PANAMA CITY, Panama — While World Youth Day may be a mega-event for the global Catholic Church, American pilgrims on hand in Panama are focusing on the small ways in which they might be able to live holy lives upon returning home.

A panel discussion, “Young People, Called to Holiness, In the Church and In the World Today,” tackled a range of themes related to marriage, secularization, same-sex attraction, and more during an hour-long discussion during the “Fiat Festival” on Wednesday.

The festival, organized by the United States Conference of Catholic Bishops (USCCB), FOCUS, and the Knights of Columbus, was the major event geared toward English language pilgrims, drawing an estimated 10,000 English language youth to the Amador Convention Center on the edge of the Pacific Ocean.

(The Knight of Columbus are a principal sponsor of Crux.)

The panelists included a mix of young pilgrims — Kelsey Skoch, Carlos García, Sarah Halweg, Drew Dillingham, and Kim Rose Dillingham, along with Bishop Edward Burns of Dallas — and responded to written audience questions about the practical applications of World Youth Day once pilgrims return home.

Drew Dillingham, who along with his wife Kim, had previously given a testimonial about the vocation of marriage, was asked about why marriage within the Church matters in a world that increasingly sees it as unnecessary.

“In a secular marriage, you’re often making a vow to your significant other, to your spouse. But in the Catholic view of marriage, when you’re on the altar, you’re not only making a vow to your wife, but you’re also making a covenant with God,” said Dillingham.

“That makes all the difference,” he told the crowd.

“If we really want the Church to grow, and if we really want to see the faith carried on, then we’ll all have to have courage,” Drew said.

Burns was asked the most hot-button issues about how to respond to Catholics struggling to live out the Church’s teaching when it comes to same-sex attraction.

“We are called to holiness. We’re all called to be chaste,” the bishop responded. “We’re all called to recognize the theology of the body… and then respond to that call to sanctity and to be chaste regardless of our inclinations or attractions.”
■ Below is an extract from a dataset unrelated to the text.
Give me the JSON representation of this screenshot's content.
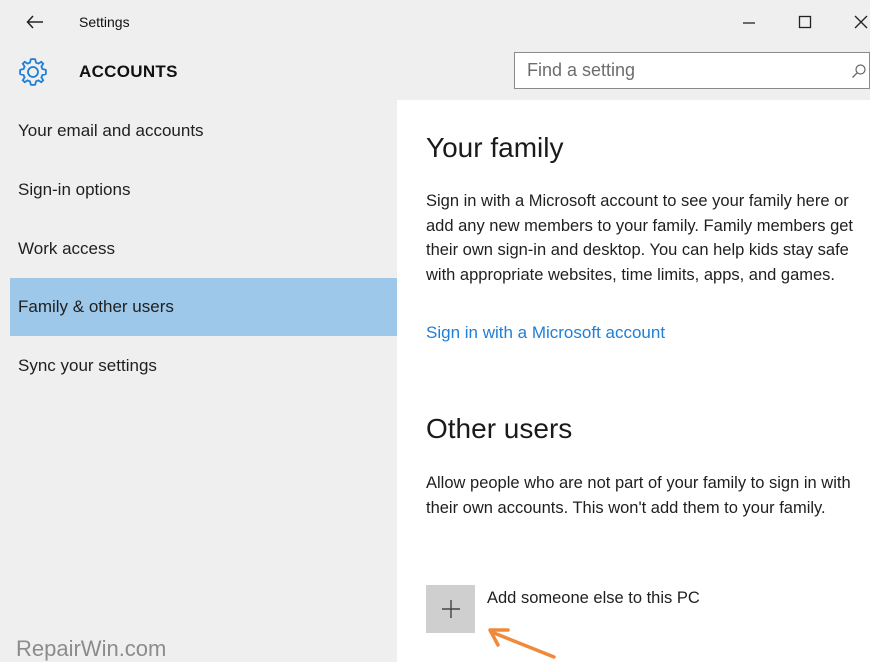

While he admitted that such a challenge is “easier said than done, especially in this society,” he encouraged the young people not to be afraid to be countercultural.

When it came to other practical matters of the spiritual life, multiple panelists focused on the importance of prayer as the proper foundation.

Skoch likened it to going to the gym. First, you have to start small by setting aside 15 minutes a day, she proposed, but then you gradually work up the strength to do it longer.

Dillingham said that accountability was also a major step in guaranteeing regular commitment, be it through spiritual direction, friends, or a spouse.

Even though World Youth Day has just started, panelists said that pilgrims could start now preparing for their return home.

Taking a cue from President John F. Kennedy’s famous slogan, Dillingham said, “Ask not what your Church can do for you, but what you can do for your Church,” adding that priests and religious are forced to wear a lot of hats and there’s nothing they’d welcome more than the help of young people.

Pope Francis touched down in Panama on Wednesday evening where he is expected to give his first public remarks on Thursday morning during a welcome ceremony with the country’s president.

The festivities surrounding World Youth Day will continue through Sunday with a final mass expected to draw up to half a million pilgrims.

Follow Ines San Martin on Twitter @inesanma and Christopher White, @CWWhite212, for extensive on the ground coverage from Panama of World Youth Day 2019.